▶ WORK ORDER: Restate word for word the lines in the listing below, starting at the line containing "Transcribe this image's" and ending at the line containing "Give me the", both included; leave out the rest.
══ DATA PROVIDED ══
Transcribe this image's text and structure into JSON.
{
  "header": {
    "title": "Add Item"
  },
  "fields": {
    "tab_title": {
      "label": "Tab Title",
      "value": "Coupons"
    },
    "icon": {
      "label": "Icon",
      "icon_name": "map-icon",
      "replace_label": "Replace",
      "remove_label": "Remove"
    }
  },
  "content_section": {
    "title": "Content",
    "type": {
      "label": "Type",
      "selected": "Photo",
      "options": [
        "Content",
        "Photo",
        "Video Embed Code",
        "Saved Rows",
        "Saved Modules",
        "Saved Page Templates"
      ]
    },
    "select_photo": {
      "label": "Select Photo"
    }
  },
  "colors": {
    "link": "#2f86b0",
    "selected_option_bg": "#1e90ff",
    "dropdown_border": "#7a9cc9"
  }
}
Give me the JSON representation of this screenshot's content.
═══
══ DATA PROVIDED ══
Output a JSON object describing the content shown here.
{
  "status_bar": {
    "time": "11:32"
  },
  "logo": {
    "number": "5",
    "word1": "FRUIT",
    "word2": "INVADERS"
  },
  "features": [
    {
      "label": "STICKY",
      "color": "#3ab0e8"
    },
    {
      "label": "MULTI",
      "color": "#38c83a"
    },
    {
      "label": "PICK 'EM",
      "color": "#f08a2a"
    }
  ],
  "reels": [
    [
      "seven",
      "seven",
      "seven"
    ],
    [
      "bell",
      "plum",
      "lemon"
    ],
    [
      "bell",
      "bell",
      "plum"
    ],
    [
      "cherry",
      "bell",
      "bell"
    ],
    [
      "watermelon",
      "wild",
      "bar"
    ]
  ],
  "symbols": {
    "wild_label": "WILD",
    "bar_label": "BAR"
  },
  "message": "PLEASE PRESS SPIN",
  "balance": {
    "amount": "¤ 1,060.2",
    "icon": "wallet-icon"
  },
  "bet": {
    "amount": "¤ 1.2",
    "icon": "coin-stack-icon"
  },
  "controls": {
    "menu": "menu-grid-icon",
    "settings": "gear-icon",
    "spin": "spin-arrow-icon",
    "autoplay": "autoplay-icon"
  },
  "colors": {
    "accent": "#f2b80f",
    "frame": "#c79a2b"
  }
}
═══
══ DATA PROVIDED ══
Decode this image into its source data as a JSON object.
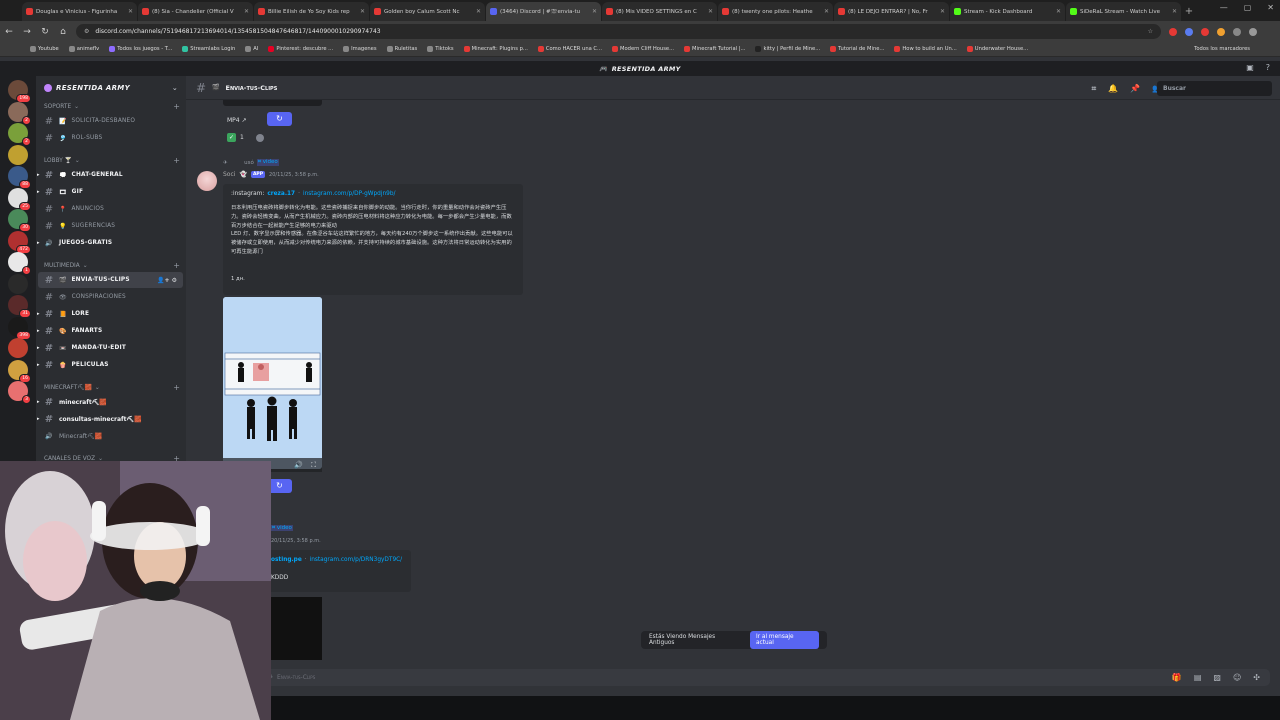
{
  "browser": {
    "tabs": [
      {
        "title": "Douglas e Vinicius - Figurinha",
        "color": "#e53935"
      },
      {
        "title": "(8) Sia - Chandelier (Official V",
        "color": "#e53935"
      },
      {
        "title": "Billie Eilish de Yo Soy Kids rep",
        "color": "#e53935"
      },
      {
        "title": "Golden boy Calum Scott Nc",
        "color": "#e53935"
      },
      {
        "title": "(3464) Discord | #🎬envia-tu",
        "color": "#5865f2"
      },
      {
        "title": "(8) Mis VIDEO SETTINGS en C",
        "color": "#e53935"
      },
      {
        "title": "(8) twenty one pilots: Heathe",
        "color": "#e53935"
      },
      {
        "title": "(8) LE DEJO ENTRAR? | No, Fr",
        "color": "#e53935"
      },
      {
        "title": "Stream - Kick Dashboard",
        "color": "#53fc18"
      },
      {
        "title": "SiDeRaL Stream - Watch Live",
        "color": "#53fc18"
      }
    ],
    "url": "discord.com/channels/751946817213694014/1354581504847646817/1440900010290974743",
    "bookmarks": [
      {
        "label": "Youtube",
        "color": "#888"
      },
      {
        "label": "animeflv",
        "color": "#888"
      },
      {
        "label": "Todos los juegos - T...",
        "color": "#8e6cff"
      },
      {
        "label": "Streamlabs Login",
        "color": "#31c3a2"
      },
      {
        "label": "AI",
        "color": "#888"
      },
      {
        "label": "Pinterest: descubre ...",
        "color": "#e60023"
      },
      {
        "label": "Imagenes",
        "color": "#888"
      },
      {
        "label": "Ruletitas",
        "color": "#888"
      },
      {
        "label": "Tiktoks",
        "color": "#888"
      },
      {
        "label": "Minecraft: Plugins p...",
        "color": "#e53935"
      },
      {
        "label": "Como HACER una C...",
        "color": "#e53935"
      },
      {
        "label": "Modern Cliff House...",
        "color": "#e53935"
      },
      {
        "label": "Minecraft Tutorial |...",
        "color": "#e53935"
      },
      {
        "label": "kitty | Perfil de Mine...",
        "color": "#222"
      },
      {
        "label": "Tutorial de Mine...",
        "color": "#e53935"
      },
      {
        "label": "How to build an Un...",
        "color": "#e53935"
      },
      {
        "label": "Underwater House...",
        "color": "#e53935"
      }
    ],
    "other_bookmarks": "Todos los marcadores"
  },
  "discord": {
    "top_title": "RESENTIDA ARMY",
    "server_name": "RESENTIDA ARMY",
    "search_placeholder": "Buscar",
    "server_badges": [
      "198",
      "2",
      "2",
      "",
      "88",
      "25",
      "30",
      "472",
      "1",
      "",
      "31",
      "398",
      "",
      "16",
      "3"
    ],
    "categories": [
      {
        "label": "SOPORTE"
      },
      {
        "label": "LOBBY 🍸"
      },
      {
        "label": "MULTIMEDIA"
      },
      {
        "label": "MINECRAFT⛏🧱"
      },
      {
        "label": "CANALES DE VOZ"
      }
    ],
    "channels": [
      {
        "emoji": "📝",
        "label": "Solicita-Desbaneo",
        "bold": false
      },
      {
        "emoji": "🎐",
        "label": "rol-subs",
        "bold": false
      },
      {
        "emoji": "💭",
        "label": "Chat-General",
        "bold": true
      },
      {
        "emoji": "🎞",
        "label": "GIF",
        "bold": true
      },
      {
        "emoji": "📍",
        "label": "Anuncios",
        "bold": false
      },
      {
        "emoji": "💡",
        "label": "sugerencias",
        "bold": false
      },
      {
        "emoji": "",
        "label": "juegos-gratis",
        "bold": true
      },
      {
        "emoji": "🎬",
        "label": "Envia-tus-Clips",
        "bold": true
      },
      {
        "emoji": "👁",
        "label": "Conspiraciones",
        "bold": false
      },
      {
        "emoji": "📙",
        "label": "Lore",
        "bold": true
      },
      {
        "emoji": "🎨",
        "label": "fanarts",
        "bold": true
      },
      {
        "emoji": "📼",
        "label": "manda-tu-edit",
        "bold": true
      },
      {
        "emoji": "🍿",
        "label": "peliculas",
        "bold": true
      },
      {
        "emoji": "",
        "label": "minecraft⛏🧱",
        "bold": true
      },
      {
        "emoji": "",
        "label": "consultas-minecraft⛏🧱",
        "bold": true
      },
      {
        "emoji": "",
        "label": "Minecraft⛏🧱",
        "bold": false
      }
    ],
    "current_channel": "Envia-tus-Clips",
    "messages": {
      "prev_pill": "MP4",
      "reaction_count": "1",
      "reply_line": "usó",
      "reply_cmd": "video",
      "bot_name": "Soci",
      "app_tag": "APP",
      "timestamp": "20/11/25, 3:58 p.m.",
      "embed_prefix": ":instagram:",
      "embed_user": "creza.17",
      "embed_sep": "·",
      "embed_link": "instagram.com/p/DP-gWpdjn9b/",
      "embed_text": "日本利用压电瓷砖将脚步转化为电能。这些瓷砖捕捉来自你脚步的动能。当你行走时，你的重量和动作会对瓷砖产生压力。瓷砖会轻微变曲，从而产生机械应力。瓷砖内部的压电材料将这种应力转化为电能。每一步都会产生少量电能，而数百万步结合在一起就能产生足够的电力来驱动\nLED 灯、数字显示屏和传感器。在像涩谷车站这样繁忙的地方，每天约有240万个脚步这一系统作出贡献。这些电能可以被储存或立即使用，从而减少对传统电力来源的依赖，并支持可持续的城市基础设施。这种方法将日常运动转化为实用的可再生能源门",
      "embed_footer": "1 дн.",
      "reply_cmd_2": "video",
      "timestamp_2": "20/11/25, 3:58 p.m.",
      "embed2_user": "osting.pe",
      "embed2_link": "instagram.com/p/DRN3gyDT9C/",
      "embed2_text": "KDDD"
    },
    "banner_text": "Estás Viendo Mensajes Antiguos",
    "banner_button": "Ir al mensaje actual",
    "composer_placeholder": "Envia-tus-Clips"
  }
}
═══
▶ ANSWER TO THE EXERCISE:
Transcribe this image's text and structure into JSON.
{
  "header": {
    "title": "Add Item"
  },
  "fields": {
    "tab_title": {
      "label": "Tab Title",
      "value": "Coupons"
    },
    "icon": {
      "label": "Icon",
      "icon_name": "map-icon",
      "replace_label": "Replace",
      "remove_label": "Remove"
    }
  },
  "content_section": {
    "title": "Content",
    "type": {
      "label": "Type",
      "selected": "Photo",
      "options": [
        "Content",
        "Photo",
        "Video Embed Code",
        "Saved Rows",
        "Saved Modules",
        "Saved Page Templates"
      ]
    },
    "select_photo": {
      "label": "Select Photo"
    }
  },
  "colors": {
    "link": "#2f86b0",
    "selected_option_bg": "#1e90ff",
    "dropdown_border": "#7a9cc9"
  }
}
Give me the JSON representation of this screenshot's content.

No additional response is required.